In the shell-type construction the iron almost entirely surrounds the copper (Fig. 7). The core is made up of E-shaped or F-shaped laminations which are stacked to give a rectangular figure eight. All the windings are placed on the centre leg, and in order to reduce leakage, each high-side coil is adjacent to a low-side coil. The coils actually occupy the entire space of both windows, are flat or pencake in shape, and are usually constructed of strip copper
Again, to reduce the amount the high-voltage insulation required, the low-voltage coils are placed adjacent to the core.

Choice of Core-or Shell Type Construction. In general, the core-type has a longer mean length of core and a shorter mean length of coil turn. The core type also has a smaller cross-section of iron and so will need a greater number of turns of wire, since, in general, not as high a flux may be reached in the core. However, core type is better adopted for some high-voltage service since there is more room for insulation. The shell type has better provision for mechanically supporting and bracing the coils.
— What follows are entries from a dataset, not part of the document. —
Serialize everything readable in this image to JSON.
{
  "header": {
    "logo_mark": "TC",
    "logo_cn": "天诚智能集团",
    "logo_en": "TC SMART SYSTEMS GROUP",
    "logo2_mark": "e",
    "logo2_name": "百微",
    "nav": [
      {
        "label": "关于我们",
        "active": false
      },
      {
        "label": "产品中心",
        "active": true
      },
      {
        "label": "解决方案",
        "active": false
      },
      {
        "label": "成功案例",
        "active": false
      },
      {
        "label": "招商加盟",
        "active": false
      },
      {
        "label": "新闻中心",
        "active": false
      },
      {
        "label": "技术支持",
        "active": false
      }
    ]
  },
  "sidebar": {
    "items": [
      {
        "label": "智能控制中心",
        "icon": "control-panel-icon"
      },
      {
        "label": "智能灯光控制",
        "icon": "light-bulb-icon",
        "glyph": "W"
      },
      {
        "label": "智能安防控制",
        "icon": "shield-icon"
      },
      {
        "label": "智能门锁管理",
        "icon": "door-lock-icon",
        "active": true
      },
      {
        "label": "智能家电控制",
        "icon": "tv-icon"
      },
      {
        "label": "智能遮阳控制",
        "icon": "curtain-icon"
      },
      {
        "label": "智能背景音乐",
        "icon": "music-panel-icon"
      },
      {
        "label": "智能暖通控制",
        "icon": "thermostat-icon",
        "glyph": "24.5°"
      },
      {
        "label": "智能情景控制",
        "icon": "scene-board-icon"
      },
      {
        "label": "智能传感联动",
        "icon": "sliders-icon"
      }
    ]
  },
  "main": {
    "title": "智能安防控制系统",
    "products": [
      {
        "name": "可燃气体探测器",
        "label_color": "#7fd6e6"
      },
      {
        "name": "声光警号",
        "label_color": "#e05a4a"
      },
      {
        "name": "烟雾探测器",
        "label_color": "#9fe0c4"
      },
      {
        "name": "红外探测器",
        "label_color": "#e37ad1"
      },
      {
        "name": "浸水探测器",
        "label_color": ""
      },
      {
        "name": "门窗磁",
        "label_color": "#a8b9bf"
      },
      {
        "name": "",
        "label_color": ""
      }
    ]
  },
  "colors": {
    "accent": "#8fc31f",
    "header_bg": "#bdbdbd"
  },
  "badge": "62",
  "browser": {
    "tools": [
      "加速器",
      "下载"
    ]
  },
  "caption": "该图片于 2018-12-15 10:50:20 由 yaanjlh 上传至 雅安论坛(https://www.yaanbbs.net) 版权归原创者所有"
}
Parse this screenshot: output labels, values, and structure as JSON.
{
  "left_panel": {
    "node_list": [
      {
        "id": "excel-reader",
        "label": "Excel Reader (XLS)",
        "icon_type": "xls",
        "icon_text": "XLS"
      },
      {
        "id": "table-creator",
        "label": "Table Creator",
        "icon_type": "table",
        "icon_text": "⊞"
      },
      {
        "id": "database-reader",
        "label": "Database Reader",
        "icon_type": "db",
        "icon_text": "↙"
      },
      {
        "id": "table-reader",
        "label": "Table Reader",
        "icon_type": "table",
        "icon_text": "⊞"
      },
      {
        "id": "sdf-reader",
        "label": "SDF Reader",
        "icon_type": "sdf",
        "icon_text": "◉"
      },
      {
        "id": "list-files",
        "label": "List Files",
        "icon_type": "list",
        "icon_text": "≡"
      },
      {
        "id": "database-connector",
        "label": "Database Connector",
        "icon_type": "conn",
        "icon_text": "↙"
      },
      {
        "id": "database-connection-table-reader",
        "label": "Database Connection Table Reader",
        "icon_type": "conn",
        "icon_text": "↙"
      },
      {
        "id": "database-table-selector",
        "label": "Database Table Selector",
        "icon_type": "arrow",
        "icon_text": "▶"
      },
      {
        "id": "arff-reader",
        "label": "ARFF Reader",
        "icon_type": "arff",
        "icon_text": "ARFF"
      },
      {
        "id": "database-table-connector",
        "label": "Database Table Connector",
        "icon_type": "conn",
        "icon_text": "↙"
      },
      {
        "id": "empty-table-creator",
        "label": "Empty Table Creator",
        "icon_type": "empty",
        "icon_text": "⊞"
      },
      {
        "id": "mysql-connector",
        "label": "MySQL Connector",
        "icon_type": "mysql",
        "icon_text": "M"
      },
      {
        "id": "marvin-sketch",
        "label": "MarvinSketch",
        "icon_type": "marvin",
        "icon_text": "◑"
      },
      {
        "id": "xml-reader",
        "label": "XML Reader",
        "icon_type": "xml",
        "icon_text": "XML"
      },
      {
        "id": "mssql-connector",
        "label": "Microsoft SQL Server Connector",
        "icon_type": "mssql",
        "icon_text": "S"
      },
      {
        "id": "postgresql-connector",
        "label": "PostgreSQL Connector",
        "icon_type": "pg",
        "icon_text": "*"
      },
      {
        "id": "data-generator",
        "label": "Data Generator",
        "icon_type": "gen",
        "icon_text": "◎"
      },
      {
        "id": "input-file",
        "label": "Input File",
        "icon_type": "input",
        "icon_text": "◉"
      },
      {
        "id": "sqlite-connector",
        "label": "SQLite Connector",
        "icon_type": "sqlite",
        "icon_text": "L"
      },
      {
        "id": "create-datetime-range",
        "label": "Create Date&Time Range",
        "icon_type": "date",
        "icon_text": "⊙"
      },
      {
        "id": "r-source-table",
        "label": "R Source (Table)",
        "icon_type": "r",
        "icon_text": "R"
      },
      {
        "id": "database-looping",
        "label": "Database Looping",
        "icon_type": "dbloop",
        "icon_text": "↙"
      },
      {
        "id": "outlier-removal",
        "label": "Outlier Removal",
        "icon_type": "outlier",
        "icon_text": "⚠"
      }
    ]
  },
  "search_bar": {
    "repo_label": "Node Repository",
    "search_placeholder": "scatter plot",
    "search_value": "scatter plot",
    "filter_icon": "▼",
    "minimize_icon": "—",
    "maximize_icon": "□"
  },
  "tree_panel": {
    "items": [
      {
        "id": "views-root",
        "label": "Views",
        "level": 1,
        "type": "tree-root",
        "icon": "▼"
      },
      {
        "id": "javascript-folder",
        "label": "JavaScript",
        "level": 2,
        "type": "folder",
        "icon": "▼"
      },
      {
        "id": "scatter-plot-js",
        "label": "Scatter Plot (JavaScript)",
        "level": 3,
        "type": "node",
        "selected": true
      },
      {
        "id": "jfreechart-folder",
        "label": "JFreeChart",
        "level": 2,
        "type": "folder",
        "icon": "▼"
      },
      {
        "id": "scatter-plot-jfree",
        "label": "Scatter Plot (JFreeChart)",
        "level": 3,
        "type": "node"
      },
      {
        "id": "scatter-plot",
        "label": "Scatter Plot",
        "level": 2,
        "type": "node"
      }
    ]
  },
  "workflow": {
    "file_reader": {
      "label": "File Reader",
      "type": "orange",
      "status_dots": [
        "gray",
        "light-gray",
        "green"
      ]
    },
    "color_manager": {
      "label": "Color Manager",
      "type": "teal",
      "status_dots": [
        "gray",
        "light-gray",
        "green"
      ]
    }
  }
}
This allows better resistance to the very high mechanical forces that develop during a high-current short circuit.

The choice of core- or shell type construction is usually one of cost, for similar characteristic can be obtained with both types.

Both core and shell forms are used, and selection is based upon many factors such as voltage rating, kVA rating, weight, insulation stress, mechanical stress, and heat distribution.